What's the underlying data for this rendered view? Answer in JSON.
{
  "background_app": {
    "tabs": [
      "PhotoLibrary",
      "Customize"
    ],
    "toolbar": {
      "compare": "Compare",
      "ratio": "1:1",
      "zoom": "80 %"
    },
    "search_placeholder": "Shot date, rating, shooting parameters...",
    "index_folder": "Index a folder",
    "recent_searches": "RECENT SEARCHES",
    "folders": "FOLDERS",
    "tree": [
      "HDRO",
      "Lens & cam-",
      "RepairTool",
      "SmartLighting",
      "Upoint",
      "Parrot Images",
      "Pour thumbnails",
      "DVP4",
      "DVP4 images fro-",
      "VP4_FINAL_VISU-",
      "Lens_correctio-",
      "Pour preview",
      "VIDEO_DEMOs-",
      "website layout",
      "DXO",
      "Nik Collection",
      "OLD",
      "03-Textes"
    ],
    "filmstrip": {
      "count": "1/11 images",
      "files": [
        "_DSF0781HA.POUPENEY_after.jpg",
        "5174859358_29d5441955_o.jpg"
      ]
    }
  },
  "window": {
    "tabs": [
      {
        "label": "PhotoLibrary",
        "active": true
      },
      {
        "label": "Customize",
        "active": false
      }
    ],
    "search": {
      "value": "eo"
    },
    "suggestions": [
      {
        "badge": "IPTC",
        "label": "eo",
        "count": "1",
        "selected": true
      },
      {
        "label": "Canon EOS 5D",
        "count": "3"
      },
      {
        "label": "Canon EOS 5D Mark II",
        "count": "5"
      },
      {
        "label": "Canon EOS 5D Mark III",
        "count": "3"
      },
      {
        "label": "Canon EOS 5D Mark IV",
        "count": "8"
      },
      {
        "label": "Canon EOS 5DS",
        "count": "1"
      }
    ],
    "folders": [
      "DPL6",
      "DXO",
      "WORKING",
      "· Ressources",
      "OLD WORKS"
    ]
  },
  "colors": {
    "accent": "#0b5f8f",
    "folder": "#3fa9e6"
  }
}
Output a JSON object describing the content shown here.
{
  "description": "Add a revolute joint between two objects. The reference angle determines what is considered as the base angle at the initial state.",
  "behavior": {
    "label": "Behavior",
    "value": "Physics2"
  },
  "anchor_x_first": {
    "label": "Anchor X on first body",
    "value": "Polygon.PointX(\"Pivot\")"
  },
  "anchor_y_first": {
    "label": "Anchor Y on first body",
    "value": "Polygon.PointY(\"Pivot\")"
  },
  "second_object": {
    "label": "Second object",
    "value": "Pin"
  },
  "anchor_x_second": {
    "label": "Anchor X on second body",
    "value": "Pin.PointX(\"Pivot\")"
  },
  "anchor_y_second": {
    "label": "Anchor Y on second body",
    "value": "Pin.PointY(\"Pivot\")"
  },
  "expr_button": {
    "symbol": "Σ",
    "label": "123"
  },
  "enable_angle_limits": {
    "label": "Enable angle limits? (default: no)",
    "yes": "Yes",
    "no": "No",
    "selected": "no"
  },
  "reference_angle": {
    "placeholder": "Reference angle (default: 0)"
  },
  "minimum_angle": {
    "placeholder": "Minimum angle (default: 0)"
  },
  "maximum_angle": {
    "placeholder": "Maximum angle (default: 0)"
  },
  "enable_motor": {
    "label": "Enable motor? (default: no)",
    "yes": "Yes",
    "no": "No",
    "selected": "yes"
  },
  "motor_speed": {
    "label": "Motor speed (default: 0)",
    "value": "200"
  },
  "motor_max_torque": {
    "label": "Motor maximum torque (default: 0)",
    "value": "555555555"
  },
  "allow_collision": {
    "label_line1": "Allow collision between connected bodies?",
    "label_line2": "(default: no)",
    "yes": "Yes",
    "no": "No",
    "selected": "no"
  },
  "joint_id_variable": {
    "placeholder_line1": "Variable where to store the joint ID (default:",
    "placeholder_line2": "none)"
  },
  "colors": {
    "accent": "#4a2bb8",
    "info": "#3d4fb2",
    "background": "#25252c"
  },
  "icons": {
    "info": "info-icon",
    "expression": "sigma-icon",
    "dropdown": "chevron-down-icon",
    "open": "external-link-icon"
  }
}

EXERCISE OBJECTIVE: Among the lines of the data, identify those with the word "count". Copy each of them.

EXERCISE RESULT:
      "count": "1/11 images",
        "count": "1",
        "count": "3"
        "count": "5"
        "count": "3"
        "count": "8"
        "count": "1"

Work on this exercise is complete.